Interest and investment in Artificial Intelligence and data science has reached a frenzy. Advancements in machine learning techniques such as deep learning have lead to numerous successful applications of Ai throughout the economy. Today it's clear that deep neural nets outperform many existing techniques, even outperforming humans in traditionally difficult problems such as speech recognition, natural language processing, customer relationship management and image recognition. It was not always like this, however, and at one point scientists and researchers had all but abandoned the field.
Let's take a look at the history of Ai and its turbulent rise to prominence.
The beginning of AI can be dated all the way back to greek mythology, the myth of Hephaestus, a blacksmith who created mechanical servants. In the 5th century B.C. Aristotle began laying the foundation for AI by inventing syllogistic logic, the first formal deductive reasoning system. In the 15th Century printing using moveable typing and functioning clocks were invented. In the 16th Century clockmakers extended their craft to creating mechanical animals and other novelties. Soon to follow in the 1640's Pascal created the first mechanical digital calculating machine.
In the 18th Century we saw the profusion of mechanical toys. After that Charles Babbage & Ada Byron worked on programmable mechanical calculating machines in the 19th Century. In 1943 Arturo Rosenblueth, Norbert Wiener and Julian Bigelow claimed the term "cybernetics". Wiener's popular book by that name was published in 1948. Many books outlining a prescient vision of the future in which computers assist humans in many activities, testing of intelligent behavior and laws of robotics followed.
John McCarthy lead a Summer Research Project at Dartmouth College in 1955. A group of professors & students proposed that they would attempt to find how machines use language, abstractions and concepts to solve problems, normally reserved for humans.

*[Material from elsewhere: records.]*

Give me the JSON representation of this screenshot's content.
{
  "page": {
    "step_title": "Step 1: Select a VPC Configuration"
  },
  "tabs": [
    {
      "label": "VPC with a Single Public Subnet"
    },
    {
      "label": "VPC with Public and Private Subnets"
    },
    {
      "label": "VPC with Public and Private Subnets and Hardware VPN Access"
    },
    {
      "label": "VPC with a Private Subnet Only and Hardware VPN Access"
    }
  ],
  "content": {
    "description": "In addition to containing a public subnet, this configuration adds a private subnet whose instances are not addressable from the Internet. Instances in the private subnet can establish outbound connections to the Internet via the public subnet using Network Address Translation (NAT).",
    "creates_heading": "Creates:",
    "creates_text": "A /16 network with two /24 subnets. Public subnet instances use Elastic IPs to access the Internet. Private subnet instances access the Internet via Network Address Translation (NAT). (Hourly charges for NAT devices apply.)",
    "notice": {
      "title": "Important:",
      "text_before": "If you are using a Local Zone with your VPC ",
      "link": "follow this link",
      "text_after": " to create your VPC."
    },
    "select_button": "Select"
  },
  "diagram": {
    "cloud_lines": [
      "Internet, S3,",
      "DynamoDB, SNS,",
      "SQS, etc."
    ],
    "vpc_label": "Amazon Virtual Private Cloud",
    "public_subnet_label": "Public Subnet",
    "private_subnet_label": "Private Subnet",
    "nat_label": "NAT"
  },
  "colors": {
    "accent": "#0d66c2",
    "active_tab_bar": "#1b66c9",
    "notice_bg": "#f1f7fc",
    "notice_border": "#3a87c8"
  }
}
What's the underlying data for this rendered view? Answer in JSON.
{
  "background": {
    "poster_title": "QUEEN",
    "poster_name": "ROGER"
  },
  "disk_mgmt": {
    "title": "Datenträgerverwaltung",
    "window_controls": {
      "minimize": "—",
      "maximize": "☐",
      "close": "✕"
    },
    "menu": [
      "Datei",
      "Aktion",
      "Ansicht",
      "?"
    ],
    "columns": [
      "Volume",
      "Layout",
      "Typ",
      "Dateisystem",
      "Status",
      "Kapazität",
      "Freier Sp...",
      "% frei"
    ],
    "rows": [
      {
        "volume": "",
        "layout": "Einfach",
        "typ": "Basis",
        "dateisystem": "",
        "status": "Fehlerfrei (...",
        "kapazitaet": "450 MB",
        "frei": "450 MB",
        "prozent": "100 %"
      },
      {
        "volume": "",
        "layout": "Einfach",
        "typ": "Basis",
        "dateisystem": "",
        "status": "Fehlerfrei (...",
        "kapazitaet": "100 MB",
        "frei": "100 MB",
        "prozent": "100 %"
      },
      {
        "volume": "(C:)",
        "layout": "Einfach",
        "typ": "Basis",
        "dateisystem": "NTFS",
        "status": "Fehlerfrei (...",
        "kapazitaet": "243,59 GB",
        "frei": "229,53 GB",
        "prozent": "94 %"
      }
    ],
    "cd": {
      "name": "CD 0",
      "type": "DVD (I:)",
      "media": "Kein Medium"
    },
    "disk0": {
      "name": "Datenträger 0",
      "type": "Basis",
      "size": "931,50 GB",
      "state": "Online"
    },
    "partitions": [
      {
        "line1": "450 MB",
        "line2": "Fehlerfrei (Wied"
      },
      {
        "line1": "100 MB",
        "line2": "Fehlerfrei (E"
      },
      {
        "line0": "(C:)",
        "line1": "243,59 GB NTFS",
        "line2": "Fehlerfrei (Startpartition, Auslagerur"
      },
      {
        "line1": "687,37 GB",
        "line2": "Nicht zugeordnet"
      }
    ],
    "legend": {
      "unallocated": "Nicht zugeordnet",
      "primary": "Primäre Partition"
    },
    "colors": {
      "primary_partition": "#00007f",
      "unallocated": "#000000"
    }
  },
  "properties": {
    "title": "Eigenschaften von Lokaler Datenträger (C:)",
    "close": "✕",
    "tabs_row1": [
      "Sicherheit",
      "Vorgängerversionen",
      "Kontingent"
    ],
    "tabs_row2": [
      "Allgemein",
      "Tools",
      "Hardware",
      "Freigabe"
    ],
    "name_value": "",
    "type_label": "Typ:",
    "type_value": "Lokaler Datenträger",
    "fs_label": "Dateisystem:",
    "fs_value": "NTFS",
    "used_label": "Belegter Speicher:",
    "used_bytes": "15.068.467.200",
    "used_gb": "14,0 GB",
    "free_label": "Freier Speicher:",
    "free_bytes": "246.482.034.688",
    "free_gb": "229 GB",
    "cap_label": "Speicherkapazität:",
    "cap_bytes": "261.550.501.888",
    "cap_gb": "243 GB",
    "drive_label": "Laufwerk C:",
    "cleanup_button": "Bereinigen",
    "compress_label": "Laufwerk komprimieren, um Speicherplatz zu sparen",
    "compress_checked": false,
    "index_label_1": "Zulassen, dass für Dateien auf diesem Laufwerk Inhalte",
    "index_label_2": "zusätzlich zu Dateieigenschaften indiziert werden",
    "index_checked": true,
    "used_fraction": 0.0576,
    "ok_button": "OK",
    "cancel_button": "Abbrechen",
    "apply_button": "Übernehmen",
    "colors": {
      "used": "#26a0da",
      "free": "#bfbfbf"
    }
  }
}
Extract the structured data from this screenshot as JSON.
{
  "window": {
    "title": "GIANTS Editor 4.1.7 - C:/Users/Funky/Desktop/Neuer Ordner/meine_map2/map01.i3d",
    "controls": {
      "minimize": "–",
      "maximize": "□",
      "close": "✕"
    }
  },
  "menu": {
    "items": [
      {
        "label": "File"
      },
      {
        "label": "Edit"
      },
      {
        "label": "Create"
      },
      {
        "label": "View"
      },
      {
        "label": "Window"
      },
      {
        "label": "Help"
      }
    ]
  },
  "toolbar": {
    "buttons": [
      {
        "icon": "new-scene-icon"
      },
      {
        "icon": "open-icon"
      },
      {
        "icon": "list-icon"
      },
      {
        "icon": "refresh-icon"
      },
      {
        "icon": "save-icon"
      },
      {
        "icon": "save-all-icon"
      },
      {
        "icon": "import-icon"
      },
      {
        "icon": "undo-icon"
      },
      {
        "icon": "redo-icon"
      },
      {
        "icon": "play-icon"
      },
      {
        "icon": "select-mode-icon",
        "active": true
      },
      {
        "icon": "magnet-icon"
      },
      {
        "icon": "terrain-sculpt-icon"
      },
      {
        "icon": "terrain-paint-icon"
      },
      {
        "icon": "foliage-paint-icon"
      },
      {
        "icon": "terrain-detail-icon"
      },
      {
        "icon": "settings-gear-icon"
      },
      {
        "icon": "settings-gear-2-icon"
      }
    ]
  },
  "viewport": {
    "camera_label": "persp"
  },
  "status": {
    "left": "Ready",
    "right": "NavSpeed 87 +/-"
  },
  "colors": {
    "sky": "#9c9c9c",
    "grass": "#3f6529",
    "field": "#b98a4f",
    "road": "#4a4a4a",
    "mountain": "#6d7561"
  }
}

Following in 1959 Arthur Samuel or better known as Samuel Checkers developed the first self learning AI program. He thought that teaching computers to play games was important to develop tactics for general problem solving, and he chose checkers because it is a simple game, but requires an in depth strategy. It was an early demonstration of the concept of artificial intelligence. His system was the first to use min-max search, alpha-beta pruning, truncated search, evolution functions and machine learning.
In 1961 James Slagle from MIT wrote the first symbolic integration program called SAINT, which solved calculus problems at the college freshman level. In the same year Unimate developed the first Industrial robot. It was a General Motors assembly line worker that transported auto bodies. It was later implemented in other companies as a welding robot. In 1963 Thomas Evans also from MIT, developed a program called ANALOGY, demonstrating that computers can solve the same analogy problems as are given on IQ tests. 1965 Joseph Weizenbaum from MIT built ELIZA, an interactive program that carries on a dialogue in English on any topic. It became a very popular toy for children around the world.